I've never felt like that at the end of a show, where I honestly did not want to leave.
My wife, meanwhile, was in tears, though the good kind. It was the first time in Spain for either one of us -- first time in Europe -- and my wife had certainly made the most of the trip. She'd won the award given to the best comic creator's spouse or significant other and had made several new friends. She bought a copy of "Lost Girls" to ask Melinda Gebbie to sign, and Melinda drew an amazing portrait of my wife on the inside cover.
Melinda, I'd like to point out, is a thoroughly charming and delightfully gleeful lady, and I'm truly glad we had the chance to meet and talk.
My wife hated to leave. We all hated to leave. At our last dinner together, some of us made a toast to Jorge and the show's organizers, thanking them for showing us such an amazing time. Tony said something about how he wished other shows could be more like Avilés, and while I agree with the sentiment, I ultimately don't think that's possible. The festival in Avilés is so magical because it's so unique. It manages to take the best parts of most other shows, those laid-back after-hours moments, and makes those the entire show. It doesn't do it for money or profit. It does it for love of comics and love of the town. It is as pure and perfect a show as I can imagine, and I hope to God it never changes.
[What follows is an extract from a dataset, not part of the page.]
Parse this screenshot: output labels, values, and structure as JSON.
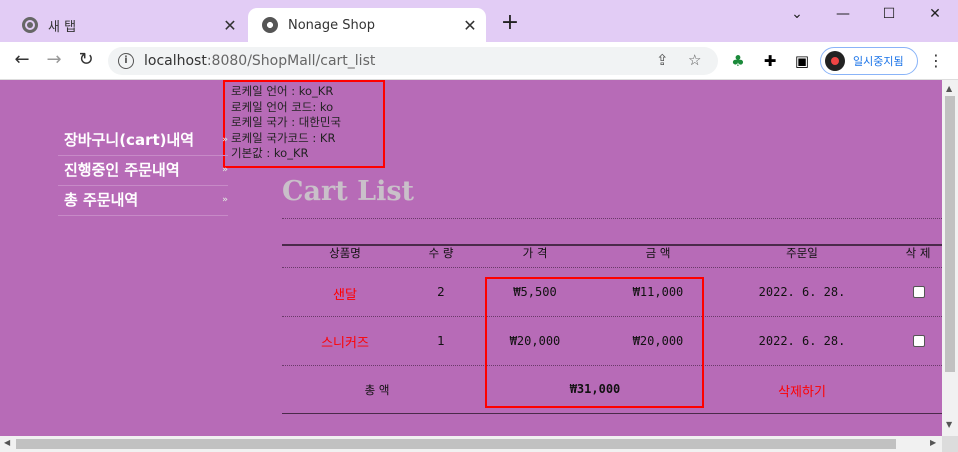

If you don't believe me, go see for yourself. I guarantee you I'll be right there with you.Jason Aaron is an Eisner and Harvey Award nominated comic book writer whose current work includes the critically-acclaimed crime series "Scalped" for DC/Vertigo and "Wolverine," "Astonishing Spider-Man & Wolverine" and "PunisherMAX" for Marvel. He was born in Alabama but currently resides in Kansas City. You can follow him on Twitter (@jasonaaron) or his blog. His beard is bigger than yours.